---- INPUT MATERIAL

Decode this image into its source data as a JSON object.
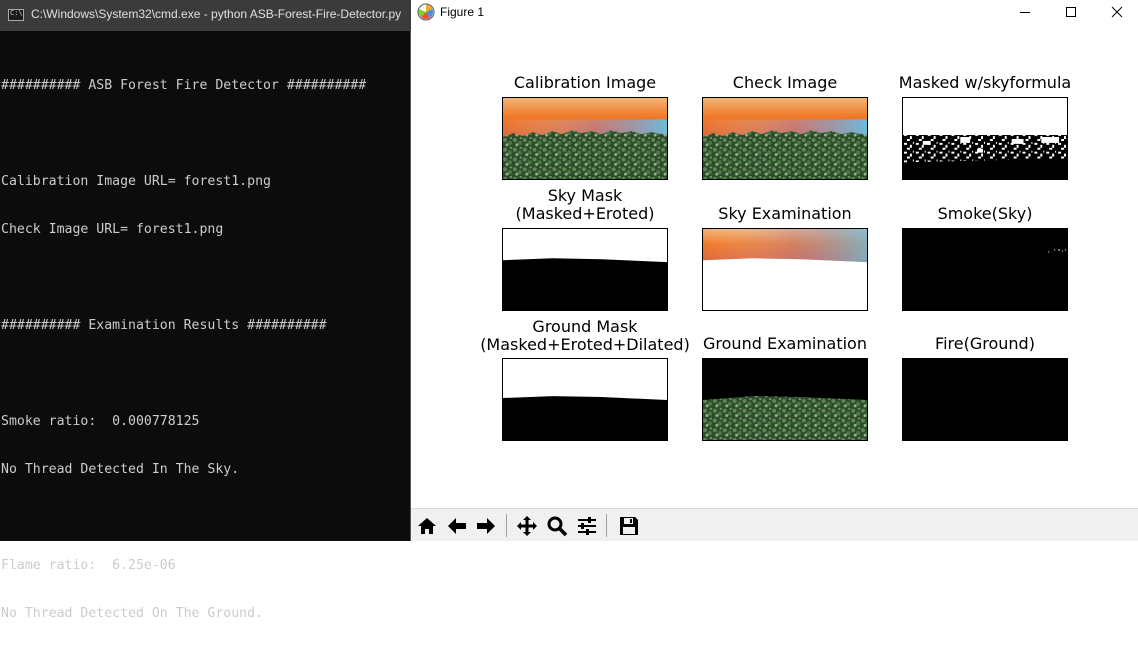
{
  "cmd": {
    "title": "C:\\Windows\\System32\\cmd.exe - python  ASB-Forest-Fire-Detector.py",
    "lines": [
      "########## ASB Forest Fire Detector ##########",
      "",
      "Calibration Image URL= forest1.png",
      "Check Image URL= forest1.png",
      "",
      "########## Examination Results ##########",
      "",
      "Smoke ratio:  0.000778125",
      "No Thread Detected In The Sky.",
      "",
      "Flame ratio:  6.25e-06",
      "No Thread Detected On The Ground."
    ]
  },
  "figure": {
    "title": "Figure 1",
    "panels": [
      {
        "title": "Calibration Image",
        "kind": "forest"
      },
      {
        "title": "Check Image",
        "kind": "forest"
      },
      {
        "title": "Masked w/skyformula",
        "kind": "masked"
      },
      {
        "title": "Sky Mask\n(Masked+Eroted)",
        "kind": "skymask"
      },
      {
        "title": "Sky Examination",
        "kind": "skyexam"
      },
      {
        "title": "Smoke(Sky)",
        "kind": "smoke"
      },
      {
        "title": "Ground Mask\n(Masked+Eroted+Dilated)",
        "kind": "groundmask"
      },
      {
        "title": "Ground Examination",
        "kind": "groundexam"
      },
      {
        "title": "Fire(Ground)",
        "kind": "fire"
      }
    ],
    "toolbar": [
      "home-icon",
      "back-arrow-icon",
      "forward-arrow-icon",
      "pan-icon",
      "zoom-icon",
      "configure-subplots-icon",
      "save-icon"
    ]
  },
  "colors": {
    "cmd_bg": "#0c0c0c",
    "cmd_text": "#cccccc",
    "sky_orange": "#f07a28",
    "sky_blue": "#6fb7e8",
    "forest_green": "#3f6a3a"
  }
}
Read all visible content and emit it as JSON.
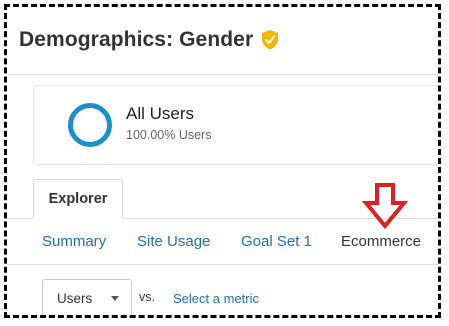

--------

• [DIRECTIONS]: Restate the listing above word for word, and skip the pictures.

• [ANSWER BOX]:
Decode this image into its source data as a JSON object.
{
  "cmd": {
    "title": "C:\\Windows\\System32\\cmd.exe - python  ASB-Forest-Fire-Detector.py",
    "lines": [
      "########## ASB Forest Fire Detector ##########",
      "",
      "Calibration Image URL= forest1.png",
      "Check Image URL= forest1.png",
      "",
      "########## Examination Results ##########",
      "",
      "Smoke ratio:  0.000778125",
      "No Thread Detected In The Sky.",
      "",
      "Flame ratio:  6.25e-06",
      "No Thread Detected On The Ground."
    ]
  },
  "figure": {
    "title": "Figure 1",
    "panels": [
      {
        "title": "Calibration Image",
        "kind": "forest"
      },
      {
        "title": "Check Image",
        "kind": "forest"
      },
      {
        "title": "Masked w/skyformula",
        "kind": "masked"
      },
      {
        "title": "Sky Mask\n(Masked+Eroted)",
        "kind": "skymask"
      },
      {
        "title": "Sky Examination",
        "kind": "skyexam"
      },
      {
        "title": "Smoke(Sky)",
        "kind": "smoke"
      },
      {
        "title": "Ground Mask\n(Masked+Eroted+Dilated)",
        "kind": "groundmask"
      },
      {
        "title": "Ground Examination",
        "kind": "groundexam"
      },
      {
        "title": "Fire(Ground)",
        "kind": "fire"
      }
    ],
    "toolbar": [
      "home-icon",
      "back-arrow-icon",
      "forward-arrow-icon",
      "pan-icon",
      "zoom-icon",
      "configure-subplots-icon",
      "save-icon"
    ]
  },
  "colors": {
    "cmd_bg": "#0c0c0c",
    "cmd_text": "#cccccc",
    "sky_orange": "#f07a28",
    "sky_blue": "#6fb7e8",
    "forest_green": "#3f6a3a"
  }
}
Read all visible content and emit it as JSON.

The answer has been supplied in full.